Admins, AKA Administrators, are typically mid-to senior-level crew members who are responsible for managing and maintaining the studio's production tracking standards and processes. In Games, that’s often Producers or department managers.
Admins have the highest level of access and controls over Shotgun. For example, they have the ability to create and archive projects, make large-scale layout and schema changes, they can edit, add, or retire People and Tasks, and assume users’ identities.
Depending on the size of our project and what we're tracking in Shotgun, we may have 1-3 users with Administrator access, and that can easily scale up to a team of various roles to 50-70 people.
As a best practice, it’s better to limit the number of Admins on our sites—that way we’re keeping our production data clean and manageable, which ultimately falls to that role. For instance, new field creation is especially important to keep to a single individual or small group. It’s fine to create fields as needed when you are an admin doing the initial Shotgun setup for your studio, but when a whole studio is creating fields left and right, it can get ugly.
With a small, centralized team responsible for managing fields and schema decisions, we can maintain a broad perspective and make sure that people are standardizing on a tight and efficient set of data. So, what not to do? Just don’t make everyone an Admin.
Studios typically select the Manager permission group for art leads and supervisors that review and approve work, build or update schedules, and track milestones.

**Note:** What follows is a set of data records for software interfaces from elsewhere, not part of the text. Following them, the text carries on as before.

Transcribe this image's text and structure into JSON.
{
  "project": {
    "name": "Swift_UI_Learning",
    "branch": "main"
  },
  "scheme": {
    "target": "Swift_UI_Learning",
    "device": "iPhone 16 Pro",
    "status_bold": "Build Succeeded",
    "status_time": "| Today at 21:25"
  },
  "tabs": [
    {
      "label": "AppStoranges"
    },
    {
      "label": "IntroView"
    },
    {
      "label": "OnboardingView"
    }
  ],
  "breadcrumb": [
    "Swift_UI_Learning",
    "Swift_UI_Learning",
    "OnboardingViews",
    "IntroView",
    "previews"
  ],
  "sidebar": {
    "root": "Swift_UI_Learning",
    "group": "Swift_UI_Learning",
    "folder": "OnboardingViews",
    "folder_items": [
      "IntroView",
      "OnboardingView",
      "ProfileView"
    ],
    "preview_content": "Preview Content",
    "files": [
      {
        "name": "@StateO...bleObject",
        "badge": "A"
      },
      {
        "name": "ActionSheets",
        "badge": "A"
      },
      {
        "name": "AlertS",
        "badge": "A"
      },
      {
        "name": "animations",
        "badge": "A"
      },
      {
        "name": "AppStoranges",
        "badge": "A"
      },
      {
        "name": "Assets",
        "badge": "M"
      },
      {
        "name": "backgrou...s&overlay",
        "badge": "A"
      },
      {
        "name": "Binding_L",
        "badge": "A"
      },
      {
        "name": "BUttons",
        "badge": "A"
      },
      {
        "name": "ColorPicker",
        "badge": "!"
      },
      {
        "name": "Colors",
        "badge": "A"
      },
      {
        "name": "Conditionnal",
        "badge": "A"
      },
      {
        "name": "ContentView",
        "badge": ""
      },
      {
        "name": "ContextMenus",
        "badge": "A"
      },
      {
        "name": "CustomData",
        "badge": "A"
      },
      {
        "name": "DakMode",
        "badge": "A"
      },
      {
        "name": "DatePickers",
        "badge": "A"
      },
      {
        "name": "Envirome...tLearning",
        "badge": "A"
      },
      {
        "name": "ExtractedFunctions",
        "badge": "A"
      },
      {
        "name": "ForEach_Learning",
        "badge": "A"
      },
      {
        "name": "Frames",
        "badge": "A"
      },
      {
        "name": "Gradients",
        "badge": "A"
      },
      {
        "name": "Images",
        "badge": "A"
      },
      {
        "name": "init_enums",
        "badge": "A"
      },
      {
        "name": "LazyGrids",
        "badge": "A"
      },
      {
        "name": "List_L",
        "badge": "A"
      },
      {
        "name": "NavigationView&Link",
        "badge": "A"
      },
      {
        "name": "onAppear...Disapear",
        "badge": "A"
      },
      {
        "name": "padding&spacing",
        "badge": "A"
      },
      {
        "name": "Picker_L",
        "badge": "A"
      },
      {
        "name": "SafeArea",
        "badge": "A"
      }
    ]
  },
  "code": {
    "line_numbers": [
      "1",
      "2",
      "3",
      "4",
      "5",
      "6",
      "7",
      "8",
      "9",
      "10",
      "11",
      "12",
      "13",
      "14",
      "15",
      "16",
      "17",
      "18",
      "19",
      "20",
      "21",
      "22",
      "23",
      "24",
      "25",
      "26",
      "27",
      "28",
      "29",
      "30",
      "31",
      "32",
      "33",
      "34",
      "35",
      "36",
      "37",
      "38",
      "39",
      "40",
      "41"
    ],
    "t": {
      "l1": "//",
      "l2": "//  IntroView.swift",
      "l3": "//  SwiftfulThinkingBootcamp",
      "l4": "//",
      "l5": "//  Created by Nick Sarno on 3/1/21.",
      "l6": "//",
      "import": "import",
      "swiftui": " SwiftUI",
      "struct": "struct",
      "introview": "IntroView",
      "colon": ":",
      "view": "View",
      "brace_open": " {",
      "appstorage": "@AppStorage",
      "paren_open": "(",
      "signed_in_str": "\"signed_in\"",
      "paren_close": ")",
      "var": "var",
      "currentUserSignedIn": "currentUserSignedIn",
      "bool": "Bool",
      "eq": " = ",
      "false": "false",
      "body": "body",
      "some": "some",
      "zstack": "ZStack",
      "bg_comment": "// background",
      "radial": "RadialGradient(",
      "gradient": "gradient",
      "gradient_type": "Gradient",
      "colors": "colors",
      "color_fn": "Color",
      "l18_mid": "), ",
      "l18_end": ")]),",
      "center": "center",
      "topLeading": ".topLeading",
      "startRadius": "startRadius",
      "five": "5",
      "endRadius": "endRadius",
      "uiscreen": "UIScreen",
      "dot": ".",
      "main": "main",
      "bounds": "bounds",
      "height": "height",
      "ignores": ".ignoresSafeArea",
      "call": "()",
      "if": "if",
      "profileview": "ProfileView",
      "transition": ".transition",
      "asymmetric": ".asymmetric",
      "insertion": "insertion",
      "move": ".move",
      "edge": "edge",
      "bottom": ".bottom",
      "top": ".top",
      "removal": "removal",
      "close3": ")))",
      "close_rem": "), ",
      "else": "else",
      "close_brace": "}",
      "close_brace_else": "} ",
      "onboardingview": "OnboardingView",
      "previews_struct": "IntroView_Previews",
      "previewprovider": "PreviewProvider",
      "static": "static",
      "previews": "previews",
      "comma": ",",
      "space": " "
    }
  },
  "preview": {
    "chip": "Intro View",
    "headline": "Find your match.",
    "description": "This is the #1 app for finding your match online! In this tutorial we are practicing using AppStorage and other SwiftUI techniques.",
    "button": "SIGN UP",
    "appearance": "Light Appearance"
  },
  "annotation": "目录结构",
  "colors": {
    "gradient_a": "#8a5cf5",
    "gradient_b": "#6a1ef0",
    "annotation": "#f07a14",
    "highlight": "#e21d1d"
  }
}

While admins can see and control all projects, managers are typically assigned to specific projects, though they can still see all projects by default.
Shotgun provides deep customization options for these permission groups, so it can be fine-tuned to fit the reporting structure and responsibilities of teams.
The Artist role is best reserved for in-studio artists who simply need to see and update their task assignments, submit work for approval, read their lead’s feedback, then go back to work as quickly as possible. They’re also able to see all assets and tasks on the projects they've been assigned.
The Vendor permission group has the most restrictions and is intended for an external party such as an outsourcing studio. The key difference between the Artist and Vendor permission groups is that a Vendor can only see tasks and assets to which they are assigned, and notes that are addressed to them. This makes information control much more simple , because a Vendor is commonly an independent artist working in another studio or location who only needs access to limited information.
Although the level of detail Shotgun offers in the permissions groups is very high, these default permission groups work very well as-is with initial Shotgun setups. Read more on permissions here.
Imagery Courtesy Of: CD Projekt Red: https://en.cdprojektred.com & Digic Pictures: https://www.digicpictures.com